Part II: The Angry/Adverse Witness
Welcome back! In part I of this blog series, we discussed how to handle the emotional witness.
Whether it’s at an examination for discovery or at a trial, every litigator will eventually have to handle an line of questioning for a witness. Although one would hope that every witness is a cooperative one, they sometimes aren’t.
Here are a few tips to help you handle the angry/adverse witness.
First Things First: Adverse vs Hostile Witnesses
You may have heard the term “hostile witness” before. Before you read any further, take a minute to understand the difference between the terms “adverse” and “hostile”.
Adverse Witness: A witness who is providing an inconsistent statement on a material fact
Hostile Witness: A witness who is providing false testimony or is advancing a falsehood, under oath
Although it might not seem like there is a big difference, the implications are significant. In a trial setting, proving a witness as being adverse allows you to conduct a cross-examination on the specific material fact where there is an inconsistent statement – essentially, it allows for a partial cross-examination. However, proving a witness as being a hostile witness allows for a cross-examination on any statement that has been made in the past, whether it was made at trial or pre-trial proceedings.
Understandably, the requirements for proving a witness hostile are more onerous, since the implications are greater. We will discuss these requirements at another time!
1) Ask yourself: why are they getting angry?
The first step in understanding how to deal with an angry or adverse witness is understanding the reason behind their reactions. It could be that the witness does not like the implications being made by some of the questions (this is especially true if you are cross-examining them with leading questions). It also could be that they are intentionally trying to hide something, and are getting angry that you are fishing for answers. It could even be a combination of both; but the important thing is to understand the reason behind the witness’ angry/adverse reaction.
As we said above, an adverse witness is being suspected of providing an inconsistent statement on a material fact. The mere allegation of this may be enough to get an angry reaction from the witness, so it’s important to be prepared for that reaction.
2) Prepare to be as friendly as possible
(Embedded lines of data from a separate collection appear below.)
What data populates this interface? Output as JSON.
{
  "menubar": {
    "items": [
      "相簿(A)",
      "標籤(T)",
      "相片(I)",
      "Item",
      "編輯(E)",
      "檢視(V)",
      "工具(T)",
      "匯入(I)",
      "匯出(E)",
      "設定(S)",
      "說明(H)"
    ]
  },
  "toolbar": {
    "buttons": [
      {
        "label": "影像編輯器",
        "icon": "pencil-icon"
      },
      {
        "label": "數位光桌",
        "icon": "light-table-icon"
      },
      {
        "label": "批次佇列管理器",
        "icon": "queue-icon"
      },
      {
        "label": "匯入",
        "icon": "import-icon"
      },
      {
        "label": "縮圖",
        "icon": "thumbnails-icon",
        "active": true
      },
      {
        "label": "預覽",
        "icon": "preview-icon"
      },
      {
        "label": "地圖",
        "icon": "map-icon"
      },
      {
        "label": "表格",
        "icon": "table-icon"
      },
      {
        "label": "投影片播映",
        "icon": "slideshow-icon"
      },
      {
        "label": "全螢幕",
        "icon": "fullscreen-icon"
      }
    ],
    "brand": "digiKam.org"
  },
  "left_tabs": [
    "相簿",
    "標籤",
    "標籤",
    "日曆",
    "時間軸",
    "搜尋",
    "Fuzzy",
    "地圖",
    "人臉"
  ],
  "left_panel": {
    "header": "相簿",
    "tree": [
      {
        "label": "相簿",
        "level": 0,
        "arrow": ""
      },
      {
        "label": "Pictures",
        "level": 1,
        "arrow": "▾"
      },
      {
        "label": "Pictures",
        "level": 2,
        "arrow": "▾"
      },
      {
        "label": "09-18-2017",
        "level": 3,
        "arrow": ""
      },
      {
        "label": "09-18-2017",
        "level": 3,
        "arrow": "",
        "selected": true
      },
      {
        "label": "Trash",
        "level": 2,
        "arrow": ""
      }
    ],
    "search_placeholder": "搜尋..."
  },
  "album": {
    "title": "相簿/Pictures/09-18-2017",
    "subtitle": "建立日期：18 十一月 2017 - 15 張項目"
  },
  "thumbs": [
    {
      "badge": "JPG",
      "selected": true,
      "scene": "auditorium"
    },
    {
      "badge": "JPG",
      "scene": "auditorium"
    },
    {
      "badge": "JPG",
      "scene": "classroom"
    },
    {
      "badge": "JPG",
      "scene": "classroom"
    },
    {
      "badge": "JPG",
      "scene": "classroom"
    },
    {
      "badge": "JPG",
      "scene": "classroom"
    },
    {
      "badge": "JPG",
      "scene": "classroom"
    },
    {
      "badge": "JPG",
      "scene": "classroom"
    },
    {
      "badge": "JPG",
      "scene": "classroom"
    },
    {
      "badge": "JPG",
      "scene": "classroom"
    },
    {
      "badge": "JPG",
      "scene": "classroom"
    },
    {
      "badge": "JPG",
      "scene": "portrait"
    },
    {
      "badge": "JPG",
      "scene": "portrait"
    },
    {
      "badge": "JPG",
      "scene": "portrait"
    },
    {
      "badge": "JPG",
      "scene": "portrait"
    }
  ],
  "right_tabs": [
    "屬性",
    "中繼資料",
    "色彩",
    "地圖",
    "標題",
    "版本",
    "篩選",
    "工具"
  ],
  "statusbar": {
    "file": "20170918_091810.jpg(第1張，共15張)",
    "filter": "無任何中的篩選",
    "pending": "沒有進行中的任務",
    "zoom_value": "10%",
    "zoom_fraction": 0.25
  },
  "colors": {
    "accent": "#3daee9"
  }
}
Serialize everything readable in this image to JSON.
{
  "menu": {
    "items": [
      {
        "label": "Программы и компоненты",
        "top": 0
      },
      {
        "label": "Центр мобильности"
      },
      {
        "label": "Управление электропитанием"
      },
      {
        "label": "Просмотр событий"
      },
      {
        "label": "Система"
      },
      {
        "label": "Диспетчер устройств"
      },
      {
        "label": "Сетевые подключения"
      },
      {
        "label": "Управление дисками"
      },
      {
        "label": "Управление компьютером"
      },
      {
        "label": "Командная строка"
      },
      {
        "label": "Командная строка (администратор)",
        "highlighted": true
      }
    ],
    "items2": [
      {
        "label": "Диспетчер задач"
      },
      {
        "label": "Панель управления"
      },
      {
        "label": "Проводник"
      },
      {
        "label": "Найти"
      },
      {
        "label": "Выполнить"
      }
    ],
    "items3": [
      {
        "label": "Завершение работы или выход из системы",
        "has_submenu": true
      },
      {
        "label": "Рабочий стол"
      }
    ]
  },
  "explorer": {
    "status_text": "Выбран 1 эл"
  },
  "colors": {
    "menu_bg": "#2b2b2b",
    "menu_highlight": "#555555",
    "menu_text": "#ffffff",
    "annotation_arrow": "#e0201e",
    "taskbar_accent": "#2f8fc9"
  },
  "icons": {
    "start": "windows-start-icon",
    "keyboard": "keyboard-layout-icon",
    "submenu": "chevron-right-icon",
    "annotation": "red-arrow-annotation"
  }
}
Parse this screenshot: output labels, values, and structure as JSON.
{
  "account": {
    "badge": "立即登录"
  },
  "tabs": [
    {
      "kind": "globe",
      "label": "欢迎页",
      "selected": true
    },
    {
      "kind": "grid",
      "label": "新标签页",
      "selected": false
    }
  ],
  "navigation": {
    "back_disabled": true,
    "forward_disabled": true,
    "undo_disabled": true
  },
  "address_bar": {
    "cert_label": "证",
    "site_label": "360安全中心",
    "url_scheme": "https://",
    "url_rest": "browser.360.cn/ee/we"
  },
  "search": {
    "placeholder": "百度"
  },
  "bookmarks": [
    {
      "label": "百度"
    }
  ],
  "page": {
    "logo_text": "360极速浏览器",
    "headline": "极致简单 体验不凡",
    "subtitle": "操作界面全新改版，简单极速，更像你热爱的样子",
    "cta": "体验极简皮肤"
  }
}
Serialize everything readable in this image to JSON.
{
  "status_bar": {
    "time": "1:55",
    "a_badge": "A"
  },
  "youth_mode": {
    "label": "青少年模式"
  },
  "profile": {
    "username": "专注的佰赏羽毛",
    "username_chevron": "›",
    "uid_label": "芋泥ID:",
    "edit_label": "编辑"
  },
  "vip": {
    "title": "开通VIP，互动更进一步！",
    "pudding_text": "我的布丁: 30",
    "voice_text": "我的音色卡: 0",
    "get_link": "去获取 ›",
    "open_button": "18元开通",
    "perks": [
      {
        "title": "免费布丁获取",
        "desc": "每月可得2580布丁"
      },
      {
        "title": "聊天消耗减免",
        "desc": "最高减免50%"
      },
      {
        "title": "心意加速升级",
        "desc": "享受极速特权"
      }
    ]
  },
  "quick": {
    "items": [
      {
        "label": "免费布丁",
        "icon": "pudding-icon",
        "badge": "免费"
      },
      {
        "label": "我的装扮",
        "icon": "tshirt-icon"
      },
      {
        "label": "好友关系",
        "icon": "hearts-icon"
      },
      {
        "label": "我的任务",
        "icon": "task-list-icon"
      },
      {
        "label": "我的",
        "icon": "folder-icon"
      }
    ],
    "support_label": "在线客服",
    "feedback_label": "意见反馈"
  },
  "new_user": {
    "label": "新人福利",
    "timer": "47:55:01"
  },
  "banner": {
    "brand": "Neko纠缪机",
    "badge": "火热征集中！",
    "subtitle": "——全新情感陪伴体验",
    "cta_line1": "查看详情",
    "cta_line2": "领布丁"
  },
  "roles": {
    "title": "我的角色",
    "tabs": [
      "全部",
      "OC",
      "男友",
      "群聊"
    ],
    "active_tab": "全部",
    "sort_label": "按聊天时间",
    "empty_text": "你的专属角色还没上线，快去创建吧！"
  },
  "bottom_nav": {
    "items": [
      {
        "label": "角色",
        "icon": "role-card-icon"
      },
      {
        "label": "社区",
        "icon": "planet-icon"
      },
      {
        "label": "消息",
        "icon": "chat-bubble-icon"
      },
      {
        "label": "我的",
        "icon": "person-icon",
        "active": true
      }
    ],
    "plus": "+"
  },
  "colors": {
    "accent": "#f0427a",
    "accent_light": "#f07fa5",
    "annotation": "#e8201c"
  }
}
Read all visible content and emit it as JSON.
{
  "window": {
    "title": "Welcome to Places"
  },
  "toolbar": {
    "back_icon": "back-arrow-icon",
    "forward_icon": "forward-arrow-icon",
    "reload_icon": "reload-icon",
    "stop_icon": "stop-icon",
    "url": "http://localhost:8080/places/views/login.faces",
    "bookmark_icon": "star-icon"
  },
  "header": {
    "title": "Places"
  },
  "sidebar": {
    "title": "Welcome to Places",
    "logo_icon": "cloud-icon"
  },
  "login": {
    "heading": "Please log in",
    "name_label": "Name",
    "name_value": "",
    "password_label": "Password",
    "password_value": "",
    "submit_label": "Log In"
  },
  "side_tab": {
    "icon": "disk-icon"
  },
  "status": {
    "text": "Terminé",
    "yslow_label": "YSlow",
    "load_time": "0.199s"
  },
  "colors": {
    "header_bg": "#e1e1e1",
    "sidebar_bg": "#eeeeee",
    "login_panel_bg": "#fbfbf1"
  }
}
This is undoubtedly the most difficult step, since it likely means you will have to put aside your desire to respond to some of the witness’ angry remarks. Some of these remarks could be re-iterations of claims that you suspect or know are false, or in extreme cases, attacks on your character as a person. Whatever the circumstances, you should be prepared to be friendly, calm and collected. It’s also good practice to know at what point you will feel it’s necessary to ask the witness to stop reacting in such a difficult way, especially if it’s done in a firm and polite manner. The last thing you want as counsel is for your own reaction to this witness to be a distraction to the legal proceeding.
For example, if a witness is getting angry about the allegation of providing an inconsistent statement on a material fact, you could respond by saying “I’m simply trying to understand what you meant when you said this…”, and follow that up with some of the questions you had. Reacting in this manner will allow you to seem like you are in control of this proceeding, and show a very high level of professionalism to your colleagues and the judge.
3) Ask ALL your questions
One of the most unsavoury parts of being a lawyer is asking questions that may be inappropriate to ask. However, as counsel, it’s your job to ask each and every question possible in order to uncover all the relevant facts, and to fulfill your professional obligation of due diligence.
This is a very difficult task to do when there is a lot of resistance from the witness. Yet, no matter how uncomfortable you are asking certain questions, you have to ask them if they are relevant. So be prepared to push through all your questions – especially so that they are on the record.
4) Keep an eye out for opposing counsel’s objections
There is a line from the opening episode of the hit TV series, “Suits” that describes cross-examinations perfectly. “You keep pressing till it hurts, then you know where to look”.
The biggest indicator that you’re on the right track with your line of questioning is when your opposing counsel has to constantly stand up and defend his client from the current line of questioning. When dealing with an adverse witness, this is especially true if the opposing counsel feels that the defensive stance of the witness is not being effective in keeping you at bay. So, despite your intense focus on the adverse witness, keep an attentive ear to the opposing counsel’s objections, especially the type of objections they make, and the frequency of those objections.
Tune in next week for our last post about handling the hostile witness!